Huseyin Bagci, a foreign relations expert at the Middle East Technical University in Ankara (ODTU), mentioned the mutually-beneficial relationship which had until very recently existed between Turkey and the Kurdish leaders in northern Iraq.
Ankara had previously provided across-the-board support for the KRGI, building up the autonomy’s infrastructure and even paying salaries to local state workers.
“We are talking about more than 35,000 people working at more than 1,500 local companies and mutual assurances of friendship coming from Ankara and Erbil. Then comes the referendum and, almost overnight, the KRGI is seen by Turkey as an enemy. This is not what I call a balanced and sensible policy,” Bagci said in an interview with Sputnik Turkey.
“But even so, Ankara would have no legal right to intervene because this is a domestic Iraqi affair. Turkey could intervene if asked to by Baghdad, but this is highly unlikely. Turkey could use economic sanctions, but they would backfire. In any case, Ankara will not intervene militarily because this would mean a direct confrontation with America and Israel which support the KRGI,” Huseyin Bagci said.
He added that that despite its angry rhetoric, Ankara will have to engage in lengthy political horse-trading with Barzani who has been a close partner for too long to be ignored.
“Neither side is now in a position to become enemies,” Huseyin Bagci concluded.
Iraqi authorities said that the referendum was not legitimate and stressed that they would not conduct talks with the authorities of Iraqi Kurdistan on the issue of the vote.

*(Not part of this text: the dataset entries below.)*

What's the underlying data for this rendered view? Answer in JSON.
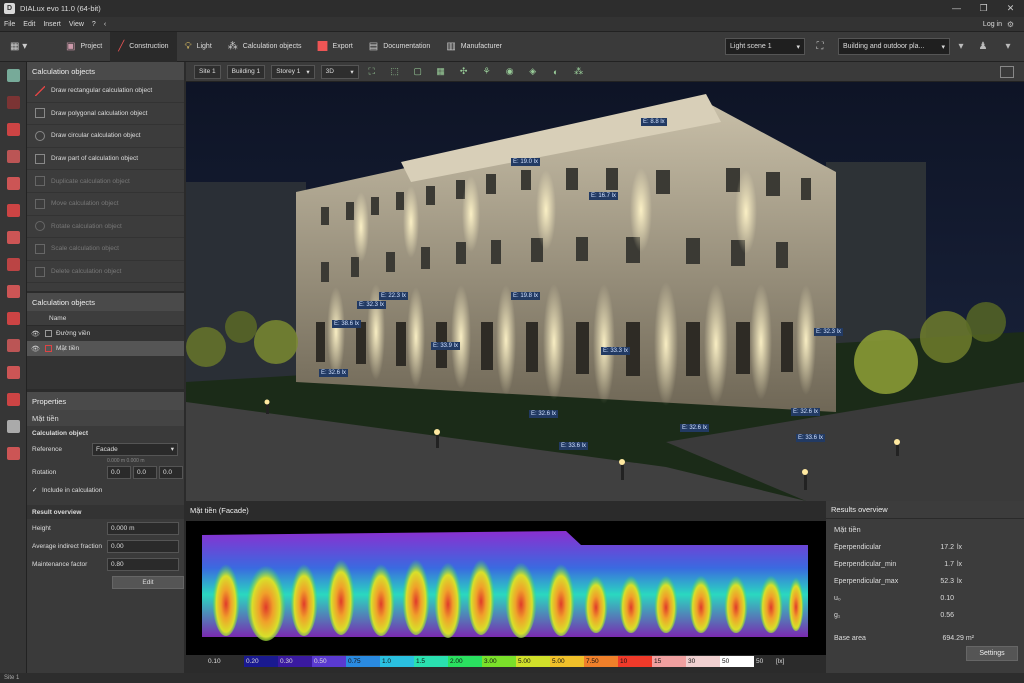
{
  "window": {
    "title": "DIALux evo 11.0 (64-bit)",
    "controls": [
      "—",
      "❐",
      "✕"
    ]
  },
  "menu": {
    "items": [
      "File",
      "Edit",
      "Insert",
      "View",
      "?"
    ],
    "login": "Log in"
  },
  "tabs": [
    {
      "label": "Project",
      "icon": "project-icon"
    },
    {
      "label": "Construction",
      "icon": "construction-icon",
      "active": true
    },
    {
      "label": "Light",
      "icon": "light-icon"
    },
    {
      "label": "Calculation objects",
      "icon": "calc-objects-icon"
    },
    {
      "label": "Export",
      "icon": "export-icon"
    },
    {
      "label": "Documentation",
      "icon": "documentation-icon"
    },
    {
      "label": "Manufacturer",
      "icon": "manufacturer-icon"
    }
  ],
  "light_scene": "Light scene 1",
  "building_select": "Building and outdoor pla...",
  "left_panel": {
    "title": "Calculation objects",
    "tools": [
      {
        "label": "Draw rectangular calculation object",
        "enabled": true
      },
      {
        "label": "Draw polygonal calculation object",
        "enabled": true
      },
      {
        "label": "Draw circular calculation object",
        "enabled": true
      },
      {
        "label": "Draw part of calculation object",
        "enabled": true
      },
      {
        "label": "Duplicate calculation object",
        "enabled": false
      },
      {
        "label": "Move calculation object",
        "enabled": false
      },
      {
        "label": "Rotate calculation object",
        "enabled": false
      },
      {
        "label": "Scale calculation object",
        "enabled": false
      },
      {
        "label": "Delete calculation object",
        "enabled": false
      }
    ]
  },
  "objects_panel": {
    "title": "Calculation objects",
    "column": "Name",
    "rows": [
      {
        "name": "Đường viền",
        "selected": false
      },
      {
        "name": "Mặt tiền",
        "selected": true
      }
    ]
  },
  "properties": {
    "title": "Properties",
    "object_name": "Mặt tiền",
    "section": "Calculation object",
    "reference_label": "Reference",
    "reference_value": "Facade",
    "offset_hint": "0.000 m   0.000 m",
    "rotation_label": "Rotation",
    "rotation": [
      "0.0",
      "0.0",
      "0.0"
    ],
    "include_label": "Include in calculation",
    "result_section": "Result overview",
    "height_label": "Height",
    "height_value": "0.000 m",
    "indirect_label": "Average indirect fraction",
    "indirect_value": "0.00",
    "maintenance_label": "Maintenance factor",
    "maintenance_value": "0.80",
    "edit_label": "Edit"
  },
  "viewport_toolbar": {
    "site": "Site 1",
    "building": "Building 1",
    "storey": "Storey 1",
    "view": "3D"
  },
  "lux_labels": [
    "E: 8.8 lx",
    "E: 19.0 lx",
    "E: 16.7 lx",
    "E: 22.3 lx",
    "E: 32.3 lx",
    "E: 19.8 lx",
    "E: 38.6 lx",
    "E: 33.9 lx",
    "E: 33.3 lx",
    "E: 32.6 lx",
    "E: 32.6 lx",
    "E: 32.3 lx",
    "E: 32.6 lx",
    "E: 32.6 lx",
    "E: 33.6 lx",
    "E: 33.6 lx"
  ],
  "facade_panel": {
    "title": "Mặt tiền (Facade)"
  },
  "legend": {
    "values": [
      "0.10",
      "0.20",
      "0.30",
      "0.50",
      "0.75",
      "1.0",
      "1.5",
      "2.00",
      "3.00",
      "5.00",
      "5.00",
      "7.50",
      "10",
      "15",
      "30",
      "50",
      "50",
      "[lx]"
    ],
    "colors": [
      "#1a1a2e",
      "#1a1a90",
      "#3a1aa0",
      "#5a3ad0",
      "#2a8ae0",
      "#2ac0e0",
      "#2ae0b0",
      "#2ae060",
      "#7ae02a",
      "#d0e02a",
      "#f0c02a",
      "#f0802a",
      "#f03a2a",
      "#f0a0a0",
      "#f0d0d0",
      "#ffffff",
      "#111111",
      "#111111"
    ]
  },
  "results": {
    "title": "Results overview",
    "name": "Mặt tiền",
    "rows": [
      {
        "k": "Ēperpendicular",
        "v": "17.2",
        "u": "lx"
      },
      {
        "k": "Eperpendicular_min",
        "v": "1.7",
        "u": "lx"
      },
      {
        "k": "Eperpendicular_max",
        "v": "52.3",
        "u": "lx"
      },
      {
        "k": "u₀",
        "v": "0.10",
        "u": ""
      },
      {
        "k": "g₁",
        "v": "0.56",
        "u": ""
      }
    ],
    "base_area_label": "Base area",
    "base_area_value": "694.29 m²",
    "settings_label": "Settings"
  },
  "status": "Site 1"
}
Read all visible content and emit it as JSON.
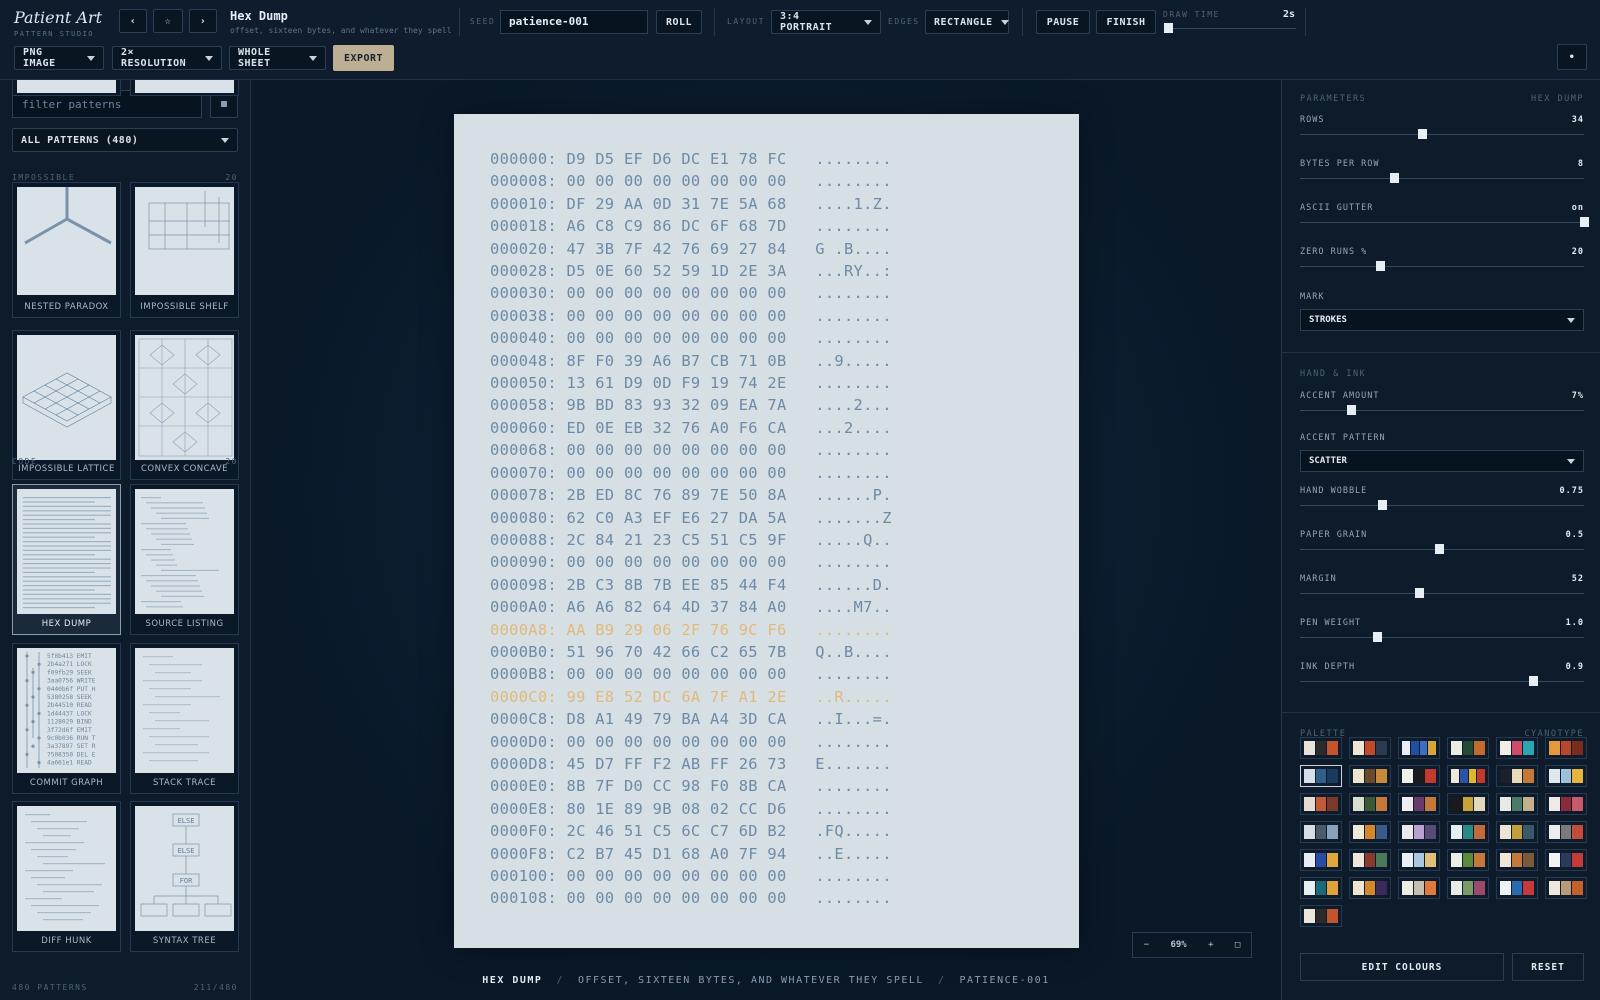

Russia supports Iraq's territorial integrity and calls for both Baghdad and Erbil to resolve all their disagreements by peaceful means.